Goal of the exercise: Would you repeat every line below exactly, please?

Data listing:

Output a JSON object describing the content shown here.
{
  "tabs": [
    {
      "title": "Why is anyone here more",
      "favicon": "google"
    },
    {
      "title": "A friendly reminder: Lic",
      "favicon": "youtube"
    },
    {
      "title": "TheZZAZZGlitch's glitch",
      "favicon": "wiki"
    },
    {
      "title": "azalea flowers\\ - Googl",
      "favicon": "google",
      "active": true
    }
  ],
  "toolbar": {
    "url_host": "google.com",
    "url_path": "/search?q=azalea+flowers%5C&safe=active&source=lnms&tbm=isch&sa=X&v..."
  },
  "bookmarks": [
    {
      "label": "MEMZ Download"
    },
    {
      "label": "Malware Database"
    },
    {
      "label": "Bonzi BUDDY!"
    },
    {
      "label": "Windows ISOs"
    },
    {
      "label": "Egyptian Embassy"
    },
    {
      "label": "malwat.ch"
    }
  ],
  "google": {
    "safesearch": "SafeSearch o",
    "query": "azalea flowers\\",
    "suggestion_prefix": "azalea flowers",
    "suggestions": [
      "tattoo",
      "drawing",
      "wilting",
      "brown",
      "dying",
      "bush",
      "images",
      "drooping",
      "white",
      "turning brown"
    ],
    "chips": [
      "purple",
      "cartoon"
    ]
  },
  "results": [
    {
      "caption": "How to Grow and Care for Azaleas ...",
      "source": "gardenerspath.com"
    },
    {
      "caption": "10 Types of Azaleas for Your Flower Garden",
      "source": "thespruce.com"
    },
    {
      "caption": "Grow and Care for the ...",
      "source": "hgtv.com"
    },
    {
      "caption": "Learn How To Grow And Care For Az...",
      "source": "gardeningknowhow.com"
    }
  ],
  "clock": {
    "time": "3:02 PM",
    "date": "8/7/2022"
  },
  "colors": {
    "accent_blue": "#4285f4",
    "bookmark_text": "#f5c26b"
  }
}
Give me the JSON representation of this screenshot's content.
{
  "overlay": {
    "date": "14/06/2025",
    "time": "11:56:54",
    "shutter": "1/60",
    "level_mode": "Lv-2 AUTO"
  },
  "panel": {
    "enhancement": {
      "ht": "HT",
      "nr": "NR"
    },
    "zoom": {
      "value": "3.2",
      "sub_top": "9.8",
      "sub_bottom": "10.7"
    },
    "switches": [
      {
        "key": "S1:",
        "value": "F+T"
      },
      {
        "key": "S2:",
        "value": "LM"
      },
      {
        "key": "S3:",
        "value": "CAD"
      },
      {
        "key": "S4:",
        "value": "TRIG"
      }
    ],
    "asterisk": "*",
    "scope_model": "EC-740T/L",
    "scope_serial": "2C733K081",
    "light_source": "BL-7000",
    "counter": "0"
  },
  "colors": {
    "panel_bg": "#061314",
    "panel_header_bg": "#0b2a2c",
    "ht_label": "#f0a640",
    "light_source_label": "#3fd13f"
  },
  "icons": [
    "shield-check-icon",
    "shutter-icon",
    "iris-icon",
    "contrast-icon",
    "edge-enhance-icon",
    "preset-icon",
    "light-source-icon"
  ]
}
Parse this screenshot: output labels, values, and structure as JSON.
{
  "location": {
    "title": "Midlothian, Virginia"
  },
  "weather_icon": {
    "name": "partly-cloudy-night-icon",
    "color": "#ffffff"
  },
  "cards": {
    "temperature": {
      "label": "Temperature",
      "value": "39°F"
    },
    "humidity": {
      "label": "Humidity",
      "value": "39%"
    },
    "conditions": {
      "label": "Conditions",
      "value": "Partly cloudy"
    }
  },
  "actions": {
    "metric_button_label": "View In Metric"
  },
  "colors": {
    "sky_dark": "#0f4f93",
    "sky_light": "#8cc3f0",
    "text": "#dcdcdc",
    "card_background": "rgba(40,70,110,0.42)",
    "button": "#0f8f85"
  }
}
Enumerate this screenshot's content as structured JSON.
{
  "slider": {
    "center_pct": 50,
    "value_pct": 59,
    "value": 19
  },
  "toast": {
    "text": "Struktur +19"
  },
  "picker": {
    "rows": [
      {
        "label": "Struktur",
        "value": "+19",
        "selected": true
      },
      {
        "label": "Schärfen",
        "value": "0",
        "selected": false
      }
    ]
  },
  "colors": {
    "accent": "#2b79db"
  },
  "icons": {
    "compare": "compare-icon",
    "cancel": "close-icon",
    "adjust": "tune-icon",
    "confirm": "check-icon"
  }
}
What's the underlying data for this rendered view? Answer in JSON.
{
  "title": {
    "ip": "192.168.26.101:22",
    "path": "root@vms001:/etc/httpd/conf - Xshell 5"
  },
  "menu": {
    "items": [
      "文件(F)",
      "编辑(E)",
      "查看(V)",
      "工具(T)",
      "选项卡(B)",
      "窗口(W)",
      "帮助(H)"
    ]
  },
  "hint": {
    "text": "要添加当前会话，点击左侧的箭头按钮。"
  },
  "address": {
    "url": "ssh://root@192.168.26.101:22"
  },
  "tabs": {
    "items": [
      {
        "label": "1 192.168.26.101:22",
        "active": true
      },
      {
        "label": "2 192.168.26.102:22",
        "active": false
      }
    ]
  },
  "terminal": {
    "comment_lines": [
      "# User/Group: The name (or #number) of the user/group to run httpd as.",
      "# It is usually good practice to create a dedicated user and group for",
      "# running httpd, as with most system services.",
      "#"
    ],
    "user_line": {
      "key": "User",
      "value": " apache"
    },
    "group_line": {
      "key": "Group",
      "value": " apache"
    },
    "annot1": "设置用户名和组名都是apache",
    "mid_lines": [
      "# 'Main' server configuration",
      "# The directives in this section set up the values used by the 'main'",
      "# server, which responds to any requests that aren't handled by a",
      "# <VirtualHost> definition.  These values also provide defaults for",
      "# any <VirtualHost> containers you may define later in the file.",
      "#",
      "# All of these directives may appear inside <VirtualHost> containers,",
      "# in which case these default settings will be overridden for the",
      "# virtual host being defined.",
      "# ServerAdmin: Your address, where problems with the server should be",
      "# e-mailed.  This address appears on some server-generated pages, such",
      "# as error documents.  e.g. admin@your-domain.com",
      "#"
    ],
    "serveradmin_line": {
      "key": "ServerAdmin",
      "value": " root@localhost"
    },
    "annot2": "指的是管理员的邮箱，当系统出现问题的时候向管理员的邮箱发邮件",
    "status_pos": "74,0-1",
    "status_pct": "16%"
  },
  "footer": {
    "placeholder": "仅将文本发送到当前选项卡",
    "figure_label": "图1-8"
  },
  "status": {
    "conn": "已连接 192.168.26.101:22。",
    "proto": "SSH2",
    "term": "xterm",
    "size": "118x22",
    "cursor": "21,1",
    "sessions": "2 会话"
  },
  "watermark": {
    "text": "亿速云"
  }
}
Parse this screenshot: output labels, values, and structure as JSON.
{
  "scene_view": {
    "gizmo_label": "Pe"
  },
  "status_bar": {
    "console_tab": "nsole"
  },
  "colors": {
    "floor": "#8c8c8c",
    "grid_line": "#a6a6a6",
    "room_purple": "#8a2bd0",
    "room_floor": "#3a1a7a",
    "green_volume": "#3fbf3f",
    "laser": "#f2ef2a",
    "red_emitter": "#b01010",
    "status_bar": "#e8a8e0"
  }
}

Your response:
Output a JSON object describing the content shown here.
{
  "tabs": [
    {
      "title": "Why is anyone here more",
      "favicon": "google"
    },
    {
      "title": "A friendly reminder: Lic",
      "favicon": "youtube"
    },
    {
      "title": "TheZZAZZGlitch's glitch",
      "favicon": "wiki"
    },
    {
      "title": "azalea flowers\\ - Googl",
      "favicon": "google",
      "active": true
    }
  ],
  "toolbar": {
    "url_host": "google.com",
    "url_path": "/search?q=azalea+flowers%5C&safe=active&source=lnms&tbm=isch&sa=X&v..."
  },
  "bookmarks": [
    {
      "label": "MEMZ Download"
    },
    {
      "label": "Malware Database"
    },
    {
      "label": "Bonzi BUDDY!"
    },
    {
      "label": "Windows ISOs"
    },
    {
      "label": "Egyptian Embassy"
    },
    {
      "label": "malwat.ch"
    }
  ],
  "google": {
    "safesearch": "SafeSearch o",
    "query": "azalea flowers\\",
    "suggestion_prefix": "azalea flowers",
    "suggestions": [
      "tattoo",
      "drawing",
      "wilting",
      "brown",
      "dying",
      "bush",
      "images",
      "drooping",
      "white",
      "turning brown"
    ],
    "chips": [
      "purple",
      "cartoon"
    ]
  },
  "results": [
    {
      "caption": "How to Grow and Care for Azaleas ...",
      "source": "gardenerspath.com"
    },
    {
      "caption": "10 Types of Azaleas for Your Flower Garden",
      "source": "thespruce.com"
    },
    {
      "caption": "Grow and Care for the ...",
      "source": "hgtv.com"
    },
    {
      "caption": "Learn How To Grow And Care For Az...",
      "source": "gardeningknowhow.com"
    }
  ],
  "clock": {
    "time": "3:02 PM",
    "date": "8/7/2022"
  },
  "colors": {
    "accent_blue": "#4285f4",
    "bookmark_text": "#f5c26b"
  }
}
Give me the JSON representation of this screenshot's content.
{
  "overlay": {
    "date": "14/06/2025",
    "time": "11:56:54",
    "shutter": "1/60",
    "level_mode": "Lv-2 AUTO"
  },
  "panel": {
    "enhancement": {
      "ht": "HT",
      "nr": "NR"
    },
    "zoom": {
      "value": "3.2",
      "sub_top": "9.8",
      "sub_bottom": "10.7"
    },
    "switches": [
      {
        "key": "S1:",
        "value": "F+T"
      },
      {
        "key": "S2:",
        "value": "LM"
      },
      {
        "key": "S3:",
        "value": "CAD"
      },
      {
        "key": "S4:",
        "value": "TRIG"
      }
    ],
    "asterisk": "*",
    "scope_model": "EC-740T/L",
    "scope_serial": "2C733K081",
    "light_source": "BL-7000",
    "counter": "0"
  },
  "colors": {
    "panel_bg": "#061314",
    "panel_header_bg": "#0b2a2c",
    "ht_label": "#f0a640",
    "light_source_label": "#3fd13f"
  },
  "icons": [
    "shield-check-icon",
    "shutter-icon",
    "iris-icon",
    "contrast-icon",
    "edge-enhance-icon",
    "preset-icon",
    "light-source-icon"
  ]
}
Parse this screenshot: output labels, values, and structure as JSON.
{
  "location": {
    "title": "Midlothian, Virginia"
  },
  "weather_icon": {
    "name": "partly-cloudy-night-icon",
    "color": "#ffffff"
  },
  "cards": {
    "temperature": {
      "label": "Temperature",
      "value": "39°F"
    },
    "humidity": {
      "label": "Humidity",
      "value": "39%"
    },
    "conditions": {
      "label": "Conditions",
      "value": "Partly cloudy"
    }
  },
  "actions": {
    "metric_button_label": "View In Metric"
  },
  "colors": {
    "sky_dark": "#0f4f93",
    "sky_light": "#8cc3f0",
    "text": "#dcdcdc",
    "card_background": "rgba(40,70,110,0.42)",
    "button": "#0f8f85"
  }
}
Enumerate this screenshot's content as structured JSON.
{
  "slider": {
    "center_pct": 50,
    "value_pct": 59,
    "value": 19
  },
  "toast": {
    "text": "Struktur +19"
  },
  "picker": {
    "rows": [
      {
        "label": "Struktur",
        "value": "+19",
        "selected": true
      },
      {
        "label": "Schärfen",
        "value": "0",
        "selected": false
      }
    ]
  },
  "colors": {
    "accent": "#2b79db"
  },
  "icons": {
    "compare": "compare-icon",
    "cancel": "close-icon",
    "adjust": "tune-icon",
    "confirm": "check-icon"
  }
}
What's the underlying data for this rendered view? Answer in JSON.
{
  "title": {
    "ip": "192.168.26.101:22",
    "path": "root@vms001:/etc/httpd/conf - Xshell 5"
  },
  "menu": {
    "items": [
      "文件(F)",
      "编辑(E)",
      "查看(V)",
      "工具(T)",
      "选项卡(B)",
      "窗口(W)",
      "帮助(H)"
    ]
  },
  "hint": {
    "text": "要添加当前会话，点击左侧的箭头按钮。"
  },
  "address": {
    "url": "ssh://root@192.168.26.101:22"
  },
  "tabs": {
    "items": [
      {
        "label": "1 192.168.26.101:22",
        "active": true
      },
      {
        "label": "2 192.168.26.102:22",
        "active": false
      }
    ]
  },
  "terminal": {
    "comment_lines": [
      "# User/Group: The name (or #number) of the user/group to run httpd as.",
      "# It is usually good practice to create a dedicated user and group for",
      "# running httpd, as with most system services.",
      "#"
    ],
    "user_line": {
      "key": "User",
      "value": " apache"
    },
    "group_line": {
      "key": "Group",
      "value": " apache"
    },
    "annot1": "设置用户名和组名都是apache",
    "mid_lines": [
      "# 'Main' server configuration",
      "# The directives in this section set up the values used by the 'main'",
      "# server, which responds to any requests that aren't handled by a",
      "# <VirtualHost> definition.  These values also provide defaults for",
      "# any <VirtualHost> containers you may define later in the file.",
      "#",
      "# All of these directives may appear inside <VirtualHost> containers,",
      "# in which case these default settings will be overridden for the",
      "# virtual host being defined.",
      "# ServerAdmin: Your address, where problems with the server should be",
      "# e-mailed.  This address appears on some server-generated pages, such",
      "# as error documents.  e.g. admin@your-domain.com",
      "#"
    ],
    "serveradmin_line": {
      "key": "ServerAdmin",
      "value": " root@localhost"
    },
    "annot2": "指的是管理员的邮箱，当系统出现问题的时候向管理员的邮箱发邮件",
    "status_pos": "74,0-1",
    "status_pct": "16%"
  },
  "footer": {
    "placeholder": "仅将文本发送到当前选项卡",
    "figure_label": "图1-8"
  },
  "status": {
    "conn": "已连接 192.168.26.101:22。",
    "proto": "SSH2",
    "term": "xterm",
    "size": "118x22",
    "cursor": "21,1",
    "sessions": "2 会话"
  },
  "watermark": {
    "text": "亿速云"
  }
}
Parse this screenshot: output labels, values, and structure as JSON.
{
  "scene_view": {
    "gizmo_label": "Pe"
  },
  "status_bar": {
    "console_tab": "nsole"
  },
  "colors": {
    "floor": "#8c8c8c",
    "grid_line": "#a6a6a6",
    "room_purple": "#8a2bd0",
    "room_floor": "#3a1a7a",
    "green_volume": "#3fbf3f",
    "laser": "#f2ef2a",
    "red_emitter": "#b01010",
    "status_bar": "#e8a8e0"
  }
}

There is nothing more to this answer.